A microcontroller development board that comes in an ATX tower case is obviously a little… much. However, there are a lot of features PC cases offer that I could see being incredibly useful in certain situations. For instance, if you packed a multiplexer and a bunch of relays into the empty space on the Pro Micro-ATX and then seated it in a reasonably sized Micro-ATX case with a good power supply, that would be a pretty clean industrial control solution. This doesn’t just go for Arduinos and PC cases, either. If you have a project in need of an enclosure, look at what’s available and design for compatibility!
There are a few types of connector footprints that make hobbyists bristle: FFC/FPC landings and card-edge connectors. Despite many of us becoming familiar with them at an early age thanks to cartridge gaming consoles, card edge can seem mysterious and cumbersome for hobby designs. I’m here to tell you, however, that there’s really no fancy trick to it. Pick a card-edge socket and look at the datasheet; it’ll tell you the thickness of the card and the depth/pitch of the fingers, and that’s all you need! I made custom parts in KiCad for the 28-position connectors that I sourced from Digikey, and it was as simple as making rectangular SMD pads and then spacing them correctly. Edge connectors are robust, durable and relatively inexpensive so don’t count them out when you’re designing your next widget! Plus, you could 3D-print your own cartridge housings!

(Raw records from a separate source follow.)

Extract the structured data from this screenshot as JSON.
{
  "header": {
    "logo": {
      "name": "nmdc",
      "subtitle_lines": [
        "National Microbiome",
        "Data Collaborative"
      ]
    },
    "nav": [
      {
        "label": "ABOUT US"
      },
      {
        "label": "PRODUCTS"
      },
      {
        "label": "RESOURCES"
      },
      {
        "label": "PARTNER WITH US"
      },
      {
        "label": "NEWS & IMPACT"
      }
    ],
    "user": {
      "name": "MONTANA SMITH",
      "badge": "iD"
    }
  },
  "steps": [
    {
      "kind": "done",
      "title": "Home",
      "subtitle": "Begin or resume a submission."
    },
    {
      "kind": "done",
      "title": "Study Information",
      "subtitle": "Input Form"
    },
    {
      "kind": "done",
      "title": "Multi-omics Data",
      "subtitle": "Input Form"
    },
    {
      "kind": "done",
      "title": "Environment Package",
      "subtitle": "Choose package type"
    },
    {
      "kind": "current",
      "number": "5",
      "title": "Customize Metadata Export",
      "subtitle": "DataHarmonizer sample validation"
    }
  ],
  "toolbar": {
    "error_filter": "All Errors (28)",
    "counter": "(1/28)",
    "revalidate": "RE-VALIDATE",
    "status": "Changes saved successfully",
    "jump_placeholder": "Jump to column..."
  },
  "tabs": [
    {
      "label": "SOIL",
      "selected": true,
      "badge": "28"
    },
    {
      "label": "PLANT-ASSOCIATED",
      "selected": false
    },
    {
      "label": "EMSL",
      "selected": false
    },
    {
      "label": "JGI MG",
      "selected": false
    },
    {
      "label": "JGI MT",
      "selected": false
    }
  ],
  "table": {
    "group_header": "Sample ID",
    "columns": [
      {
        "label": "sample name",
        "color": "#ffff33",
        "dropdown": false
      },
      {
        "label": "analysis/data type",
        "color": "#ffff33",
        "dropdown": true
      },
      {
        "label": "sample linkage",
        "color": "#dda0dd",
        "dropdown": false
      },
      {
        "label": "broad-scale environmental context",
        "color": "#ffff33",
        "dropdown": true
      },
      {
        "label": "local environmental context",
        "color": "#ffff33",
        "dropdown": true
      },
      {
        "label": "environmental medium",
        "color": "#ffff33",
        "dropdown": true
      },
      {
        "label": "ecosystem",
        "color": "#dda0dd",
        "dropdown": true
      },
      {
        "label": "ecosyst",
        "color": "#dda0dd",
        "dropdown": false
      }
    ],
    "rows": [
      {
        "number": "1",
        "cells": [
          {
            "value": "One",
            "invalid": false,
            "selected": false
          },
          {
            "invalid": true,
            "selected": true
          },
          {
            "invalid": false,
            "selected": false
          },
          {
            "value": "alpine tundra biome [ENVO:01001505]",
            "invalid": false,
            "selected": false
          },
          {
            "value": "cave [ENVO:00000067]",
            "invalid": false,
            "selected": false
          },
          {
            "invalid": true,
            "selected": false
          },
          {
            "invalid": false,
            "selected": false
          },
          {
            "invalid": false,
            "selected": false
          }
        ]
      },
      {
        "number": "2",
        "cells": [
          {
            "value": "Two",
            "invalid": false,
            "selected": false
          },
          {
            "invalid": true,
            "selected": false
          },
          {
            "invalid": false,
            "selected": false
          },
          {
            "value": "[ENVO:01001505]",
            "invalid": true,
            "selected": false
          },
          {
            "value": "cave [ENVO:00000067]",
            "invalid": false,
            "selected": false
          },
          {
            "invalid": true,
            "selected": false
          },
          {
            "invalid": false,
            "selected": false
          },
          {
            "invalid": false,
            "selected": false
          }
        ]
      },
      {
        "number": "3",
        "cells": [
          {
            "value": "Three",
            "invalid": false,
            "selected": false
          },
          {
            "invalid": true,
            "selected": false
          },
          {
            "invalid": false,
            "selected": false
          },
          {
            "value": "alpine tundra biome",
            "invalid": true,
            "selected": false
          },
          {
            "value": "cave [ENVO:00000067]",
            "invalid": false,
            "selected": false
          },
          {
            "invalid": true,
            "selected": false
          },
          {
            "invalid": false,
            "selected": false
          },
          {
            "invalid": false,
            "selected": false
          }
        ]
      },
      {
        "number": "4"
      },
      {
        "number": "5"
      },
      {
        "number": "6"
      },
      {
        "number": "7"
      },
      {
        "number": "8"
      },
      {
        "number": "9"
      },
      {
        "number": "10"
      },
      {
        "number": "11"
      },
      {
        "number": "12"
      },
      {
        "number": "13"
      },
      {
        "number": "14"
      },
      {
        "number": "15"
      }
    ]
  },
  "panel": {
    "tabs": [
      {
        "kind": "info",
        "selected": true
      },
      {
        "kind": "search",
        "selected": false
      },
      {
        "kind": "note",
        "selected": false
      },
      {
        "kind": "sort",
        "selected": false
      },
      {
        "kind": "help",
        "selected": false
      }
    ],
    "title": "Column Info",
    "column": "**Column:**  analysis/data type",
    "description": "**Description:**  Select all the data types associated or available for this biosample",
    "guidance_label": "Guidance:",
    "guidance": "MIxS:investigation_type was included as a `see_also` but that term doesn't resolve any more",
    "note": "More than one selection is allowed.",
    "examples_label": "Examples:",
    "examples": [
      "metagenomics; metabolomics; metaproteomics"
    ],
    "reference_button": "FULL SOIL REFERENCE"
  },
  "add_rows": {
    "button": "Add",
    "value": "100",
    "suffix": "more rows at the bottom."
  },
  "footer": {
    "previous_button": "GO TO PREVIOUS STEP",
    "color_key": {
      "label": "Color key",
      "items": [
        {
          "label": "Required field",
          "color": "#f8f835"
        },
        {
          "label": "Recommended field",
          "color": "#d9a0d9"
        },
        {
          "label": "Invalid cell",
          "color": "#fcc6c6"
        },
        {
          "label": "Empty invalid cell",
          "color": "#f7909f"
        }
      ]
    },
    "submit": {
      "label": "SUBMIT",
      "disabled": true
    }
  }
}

The Pro Micro-ATX would get a lot of attention at the LAN party… for a few minutes. In the extreme, this teaches us a lesson that we all probably knew already: You can water-cool anything; that doesn’t make it TEH 1337 Gam3r RIG.
All that being said, this is a computer, and it only took a few hours to design. There’s no magic inside even the most cutting-edge motherboard offerings, and if you can get your hands on the appropriate sockets and I/O controllers, there’s nothing stopping you from going full custom on a Ryzen ThreadRipper build… as long as you have a working understanding of high-frequency signal routing and power management. The point is, there’s a spectrum between the Pro Micro-ATX and a top-of-the-line gaming PC: You can build a computer of some description without being handed it from on high. There’s something nice about that, to my mind.
So that’s Stupid Arduino. Is this a fun game? Should I make more of them? Is there anything that an Arduino absolutely shouldn’t do that you would like me to make it do? Let me know in the comments! Also: because of minimum order quantities from PCBWay, I have three unpopulated Pro Micro-ATX boards and a handful of “expansion cards” left over, so if you would like one of them, say so in your comment and I will pick three people at random to receive a very stupid package!
Update: I almost forgot, you can get a closer look and even make your own by checking out the source over at the StupidArduino Github Repo!
Nick rolled the dice and chose three people to receive a Pro Micro-ATX Stupid Arduino! Congrats to thops, lizclark777, and dwpatter! If you’re not one of those three people but you still want to get your hands on one, you can always check out the Github repo to get the design files and order them from OSHPark or PCBWay.